  • Some premium placements are relevant to desktop impressions only, an ever decreasing pool. (In Canada, desktop now accounts 57% of all web traffic, versus 70% in 2015.)
  • Buying directly from a single publisher limits your reach compared to the vast inventories accessible through a DSP
  • Buying direct can be time-consuming and labor-intensive as it involves negotiations and manual setup for each publisher
  • Unlike DSPs, direct buys do not typically allow for real-time bidding and adjustments based on ad performance. Furthermore, unless you are serving the ads to the publishers website yourself (through an ad server), you are at the mercy of the publisher when it comes to reporting. Beware of fraud!

Buying through a Demand-Side Platform (DSP) offers the following advantages:

  • The ability to use real-time bidding to potentially get lower prices on ad inventory through auctions. Based on our experience, DSP inventory is about one quarter to one third the average cost of an impression purchased directly
  • DSPs provide a highly efficient and automated way to purchase ads across a wide range of publishers and platforms using a single interface. Access to such a vast array of inventory across many publishers and ad exchanges means scale for you
  • Advanced targeting options, including first and third party audiences and retargeting
  • The ability to optimize campaigns in real-time based on performance data

But with those significant advantages comes some downside:

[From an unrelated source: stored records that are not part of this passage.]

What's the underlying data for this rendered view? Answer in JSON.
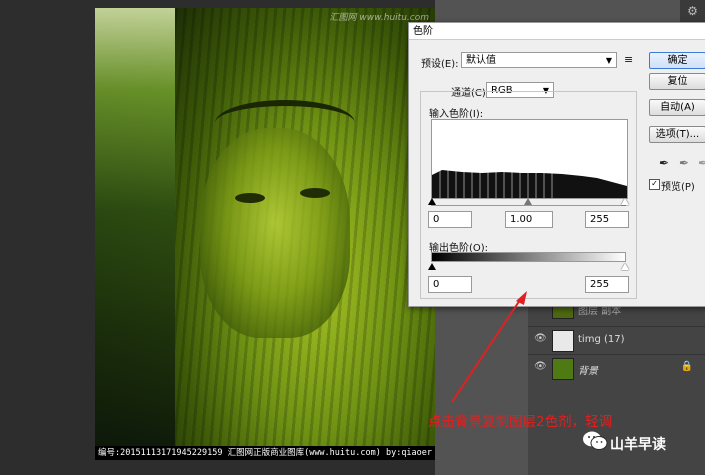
{
  "photo": {
    "watermark": "汇图网 www.huitu.com",
    "caption": "编号:20151113171945229159  汇图网正版商业图库(www.huitu.com) by:qiaoer"
  },
  "dialog": {
    "title": "色阶",
    "preset_label": "预设(E):",
    "preset_value": "默认值",
    "channel_label": "通道(C):",
    "channel_value": "RGB",
    "input_levels_label": "输入色阶(I):",
    "input_values": [
      "0",
      "1.00",
      "255"
    ],
    "output_levels_label": "输出色阶(O):",
    "output_values": [
      "0",
      "255"
    ],
    "buttons": {
      "ok": "确定",
      "reset": "复位",
      "auto": "自动(A)",
      "options": "选项(T)..."
    },
    "preview_label": "预览(P)",
    "preview_checked": true
  },
  "layers": [
    {
      "name": "图层 副本",
      "icon": "eye-icon"
    },
    {
      "name": "timg (17)",
      "icon": "eye-icon"
    },
    {
      "name": "背景",
      "icon": "eye-icon",
      "locked": true
    }
  ],
  "annotation": "点击背景复制图层2色剂，轻调",
  "brand": "山羊早读",
  "colors": {
    "annotation_red": "#e02020",
    "dialog_bg": "#efefef",
    "ps_panel": "#535353",
    "primary_button_border": "#3a7bd5"
  }
}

  • Less control over placements. Ads may end up on a wide range of sites, some of which may not align perfectly with your brand values or target audience. This can be managed with whitelists and audience targeting within the DSP, but it’s not perfect
  • Even worse, sometimes it’s unclear where ads are being placed, which can affect assessments of effectiveness and brand safety 
  • The technology and strategies behind DSPs is complex and requires specialized knowledge or external management (see “propellerheads” above)
  • Programmatic ad fraud is very difficult to detect, but the larger DSPs like DV360 are constantly innovating way to stay ahead of the fraudsters

Happily, large advertisers are not faced with a dichotomous choice: A direct deal can be part of an advertising plan that also includes a DSP

Advertisers can also negotiate a Deal ID with publishers. With a Deal ID, advertisers negotiate a set volume of impressions over a specific time period. After negotiating terms outside of the DSP platform, a Deal ID is generated and shared between parties.  Advertisers use it to specify which impressions they want to buy, while publishers use it to identify eligible impressions.  In other words, the advertiser gets the best of two worlds.

In summary, buying directly from a publisher provides more control and potential for customization but at a higher cost and with less flexibility. Using a DSP, on the other hand, offers vast reach, efficiency, and the ability to optimize campaigns dynamically, though it may come with reduced transparency and control over exact ad placements. The best choice depends on your specific advertising goals, budgets, and priorities.